• [PROBLEM TO SOLVE] Pull each line with the string "this" from the entries.

• [DATA UNDER STUDY]
:::

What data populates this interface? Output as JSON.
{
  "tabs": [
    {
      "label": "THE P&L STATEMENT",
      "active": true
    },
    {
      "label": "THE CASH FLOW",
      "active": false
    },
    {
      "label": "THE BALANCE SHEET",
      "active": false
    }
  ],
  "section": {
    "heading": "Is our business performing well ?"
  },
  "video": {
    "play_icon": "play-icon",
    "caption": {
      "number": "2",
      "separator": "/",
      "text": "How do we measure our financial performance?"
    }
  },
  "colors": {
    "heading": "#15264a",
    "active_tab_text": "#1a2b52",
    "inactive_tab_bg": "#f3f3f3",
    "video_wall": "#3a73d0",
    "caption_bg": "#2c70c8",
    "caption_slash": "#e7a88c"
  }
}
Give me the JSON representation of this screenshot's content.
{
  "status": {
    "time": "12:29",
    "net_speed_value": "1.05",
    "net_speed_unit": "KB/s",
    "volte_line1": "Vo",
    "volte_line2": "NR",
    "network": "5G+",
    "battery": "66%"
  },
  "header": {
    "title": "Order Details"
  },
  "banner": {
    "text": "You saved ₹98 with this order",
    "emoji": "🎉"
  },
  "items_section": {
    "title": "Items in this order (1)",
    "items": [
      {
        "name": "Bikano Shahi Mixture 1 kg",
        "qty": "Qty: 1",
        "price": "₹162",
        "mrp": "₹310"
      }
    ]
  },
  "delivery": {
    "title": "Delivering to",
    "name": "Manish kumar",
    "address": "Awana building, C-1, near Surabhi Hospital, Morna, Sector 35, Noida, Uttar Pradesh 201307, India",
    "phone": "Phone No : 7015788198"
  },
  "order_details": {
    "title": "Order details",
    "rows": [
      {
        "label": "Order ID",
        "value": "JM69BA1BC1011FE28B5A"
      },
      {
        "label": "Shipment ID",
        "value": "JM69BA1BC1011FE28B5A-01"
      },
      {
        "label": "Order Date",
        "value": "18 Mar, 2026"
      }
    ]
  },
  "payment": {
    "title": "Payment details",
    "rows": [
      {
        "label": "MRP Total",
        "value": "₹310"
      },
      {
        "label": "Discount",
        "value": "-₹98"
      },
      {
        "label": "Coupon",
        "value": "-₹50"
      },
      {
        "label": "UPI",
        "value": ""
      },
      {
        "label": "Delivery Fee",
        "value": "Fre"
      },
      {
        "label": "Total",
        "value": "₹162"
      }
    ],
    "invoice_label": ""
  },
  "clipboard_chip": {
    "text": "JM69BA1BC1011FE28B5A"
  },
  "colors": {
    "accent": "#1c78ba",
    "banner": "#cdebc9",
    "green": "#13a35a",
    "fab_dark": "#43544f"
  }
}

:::

• [WRITTEN REPLY]
What data populates this interface? Output as JSON.
Give me the JSON representation of this screenshot's content.
    "text": "You saved ₹98 with this order",
    "title": "Items in this order (1)",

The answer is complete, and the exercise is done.